Thank you!

Tuesday, October 13, 2009

Who was Lida?

As we read journal entries written by A.N. Bush from 1911-13, we encounter many names of characters who populated the lives of A.N. and his family. Some of the names are easy to recognize, while others take a bit of puzzling over.

Take "Eliza", for example.

Eliza Sloan Nolan was the daughter of A.N.'s cousin, Octavia Painter Nolan. Eliza was born in 1895 and was about 16 years old when the journal entries began. She was a student at Sacred Heart Academy in Salem, but her family lived 'way out in the Clear Lake area of what is now Keizer, which was too far for a daily commute. So Eliza lived in town with A.N. and his wife, Lulu Hughes Bush, during the week, and went home to Clear Lake every weekend. A.N. enjoyed Eliza's company and detailed their adventures together, from visits to the vaudeville theater to picnics at Silver Falls. Around the same time, A.N.'s sister Sally made a portrait of Eliza so we even know what she looked like. Although A.N. never gave her last name or mentioned the family relationship, "Eliza" was easy to figure out.

Lida, not so much.

"Lida" first appeared in A.N.'s journal in November of 1911. Lida (no last name given) lived in Eugene, but had come up to Salem on her way to Detroit (Oregon) where she had been appointed postmistress. She stayed with Sally for a few days and went to visit with Eliza's family in Clear Lake one weekend. In later entries it's clear that Lida had taken up her post in Detroit and found the snowy winter weather to be a challenge. From the context one can infer that Lida was an old friend or family member, someone who literally needed no introduction -- but her actual identity was never clear.

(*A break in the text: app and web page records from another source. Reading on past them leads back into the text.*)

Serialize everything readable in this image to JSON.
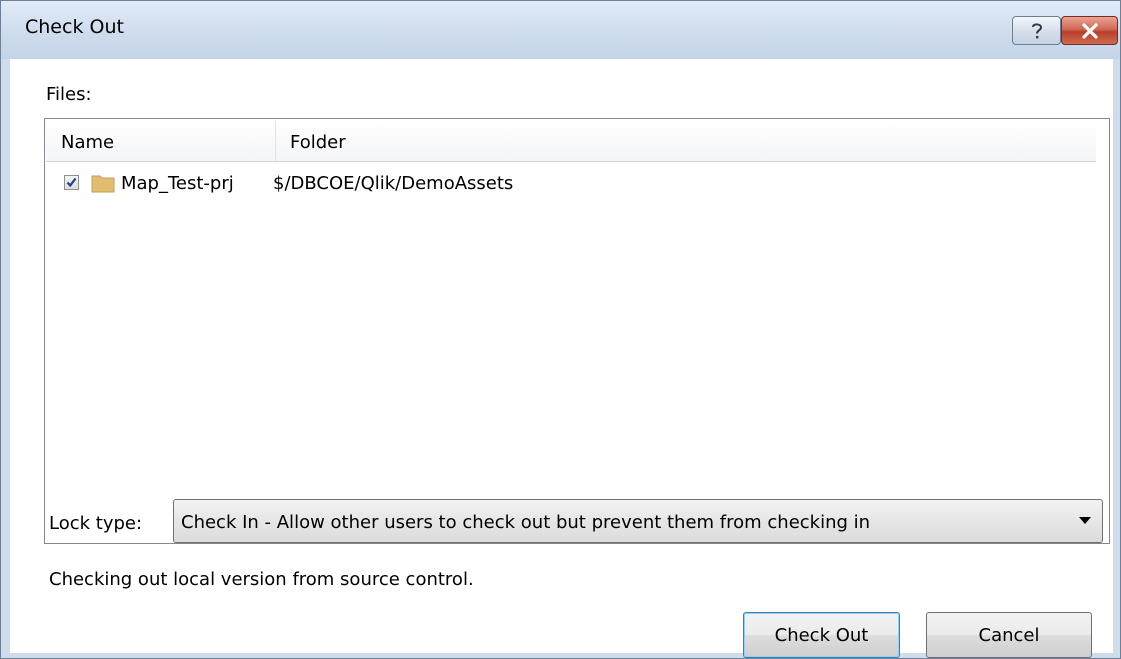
{
  "dialog": {
    "title": "Check Out",
    "help_glyph": "?",
    "close_glyph": "×"
  },
  "files": {
    "label": "Files:",
    "columns": {
      "name": "Name",
      "folder": "Folder"
    },
    "rows": [
      {
        "checked": true,
        "name": "Map_Test-prj",
        "folder": "$/DBCOE/Qlik/DemoAssets"
      }
    ]
  },
  "lock": {
    "label": "Lock type:",
    "selected": "Check In - Allow other users to check out but prevent them from checking in"
  },
  "status": "Checking out local version from source control.",
  "buttons": {
    "check_out": "Check Out",
    "cancel": "Cancel"
  },
  "colors": {
    "titlebar": "#cfddee",
    "folder": "#e0bd72",
    "checkmark": "#1f3f8f",
    "close_button": "#c9543e"
  }
}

Then, a couple of weeks ago, I received an e-mail message from a gentleman who lives in Australia, who has distant ties to the Bush family. He had been browsing through our online photo collection and was writing to correct some of our information. Turns out his ancestor, Colin McIntosh, had been married to one Eliza Zieber, another cousin of A.N. and Sally Bush. This Eliza, who was divorced from Mr. McIntosh by 1900 and was living in Salem by 1916, was also known as... Lida. Eliza "Lida" Zieber McIntosh.

We don't have any photographs of Lida (that we know of) and we still don't know very much about her. But now we can tell her relatives that she was the postmistress in Detroit during the winter of 1912, and that she preferred the whole back over any other piece of chicken.

That's who Lida was.

Thursday, October 1, 2009

A House of a Different Color!

It has been a busy summer at the Bush House Museum. In addition to the usual excitement around the Art Fair & Festival, the Museum has been surrounded by machinery, equipment, and people -- painters! The end result is a solid exterior with a high-quality paint job in a fancy new/old color:

Research indicates that the Bush House had been the same blue-gray color since at least the late 1970s, when it was placed on the National Register. However, an article written in 1878, just after the Bush family moved into their newly-built home, described the house as a "light mouse-brown" color. Also, during restoration of the porte-cochere in 2007 we discovered some remnants of what might have been the original exterior color, a greeny-browny-gray.

So, after consultation with the state Historic Preservation Office and the City of Salem, we decided to make a change, hoping that a different color will help folks see this old house in a new light.

What do you think?